Wherever the string "location" shows up in the data below, copy the whole line.

--- Data for this exercise Enclosed Below ---

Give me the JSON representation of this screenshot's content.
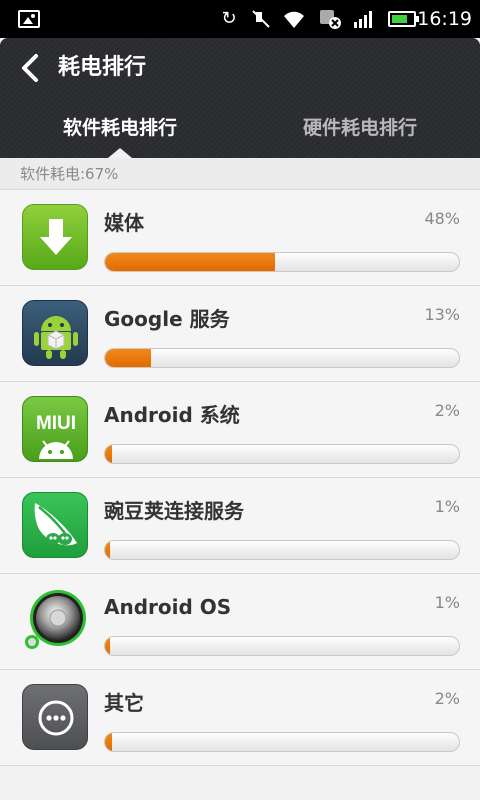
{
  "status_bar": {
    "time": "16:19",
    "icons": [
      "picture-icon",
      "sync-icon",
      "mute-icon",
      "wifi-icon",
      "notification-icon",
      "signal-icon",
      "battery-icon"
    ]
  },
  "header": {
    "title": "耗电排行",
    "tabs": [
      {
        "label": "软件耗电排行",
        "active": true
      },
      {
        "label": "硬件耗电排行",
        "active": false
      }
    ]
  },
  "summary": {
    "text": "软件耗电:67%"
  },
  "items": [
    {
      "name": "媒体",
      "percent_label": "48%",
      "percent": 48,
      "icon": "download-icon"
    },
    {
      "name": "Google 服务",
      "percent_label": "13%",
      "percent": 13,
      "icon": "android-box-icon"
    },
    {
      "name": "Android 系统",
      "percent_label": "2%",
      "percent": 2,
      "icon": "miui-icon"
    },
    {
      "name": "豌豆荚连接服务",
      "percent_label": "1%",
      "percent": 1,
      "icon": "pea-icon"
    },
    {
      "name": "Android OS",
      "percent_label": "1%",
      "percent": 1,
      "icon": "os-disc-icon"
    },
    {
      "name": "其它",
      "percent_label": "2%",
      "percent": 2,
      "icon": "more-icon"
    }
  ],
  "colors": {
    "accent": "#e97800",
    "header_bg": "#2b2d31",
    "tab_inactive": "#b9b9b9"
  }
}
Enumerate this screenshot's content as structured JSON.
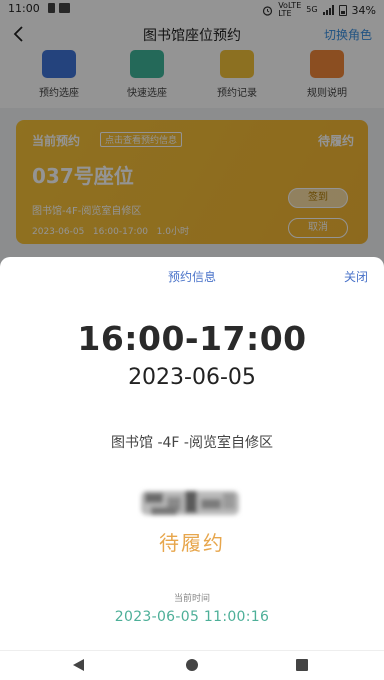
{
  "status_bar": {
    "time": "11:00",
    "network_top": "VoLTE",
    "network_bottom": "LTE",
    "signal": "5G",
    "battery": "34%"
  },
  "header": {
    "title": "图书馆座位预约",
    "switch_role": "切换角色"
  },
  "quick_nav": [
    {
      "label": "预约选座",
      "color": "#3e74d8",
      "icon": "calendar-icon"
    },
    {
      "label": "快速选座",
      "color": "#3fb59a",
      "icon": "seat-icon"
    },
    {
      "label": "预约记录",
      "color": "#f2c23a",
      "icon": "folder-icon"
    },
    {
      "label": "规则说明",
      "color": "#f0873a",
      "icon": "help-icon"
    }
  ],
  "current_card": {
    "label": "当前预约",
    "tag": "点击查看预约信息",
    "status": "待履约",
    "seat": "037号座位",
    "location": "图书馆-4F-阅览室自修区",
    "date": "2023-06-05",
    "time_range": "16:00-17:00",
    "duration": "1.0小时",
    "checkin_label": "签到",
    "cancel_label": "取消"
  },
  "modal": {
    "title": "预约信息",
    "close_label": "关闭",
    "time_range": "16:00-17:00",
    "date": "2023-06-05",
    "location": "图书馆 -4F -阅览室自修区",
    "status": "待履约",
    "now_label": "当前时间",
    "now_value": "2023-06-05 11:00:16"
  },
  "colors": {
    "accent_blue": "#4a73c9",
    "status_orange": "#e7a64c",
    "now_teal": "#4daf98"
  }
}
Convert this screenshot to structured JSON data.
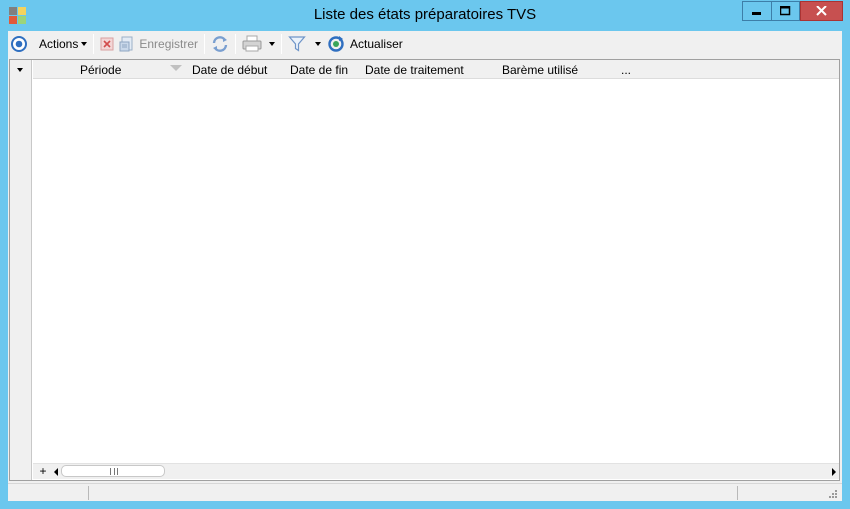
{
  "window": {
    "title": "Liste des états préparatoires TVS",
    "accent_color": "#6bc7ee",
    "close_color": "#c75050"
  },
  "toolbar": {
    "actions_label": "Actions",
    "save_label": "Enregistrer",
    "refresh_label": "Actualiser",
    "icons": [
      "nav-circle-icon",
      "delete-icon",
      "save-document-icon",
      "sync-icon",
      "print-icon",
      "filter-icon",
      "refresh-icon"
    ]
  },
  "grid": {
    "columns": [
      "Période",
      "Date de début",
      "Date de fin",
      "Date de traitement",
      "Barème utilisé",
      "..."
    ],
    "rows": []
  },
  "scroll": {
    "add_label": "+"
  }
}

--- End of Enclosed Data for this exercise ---

Task solution
    "location": "图书馆-4F-阅览室自修区",
    "location": "图书馆 -4F -阅览室自修区",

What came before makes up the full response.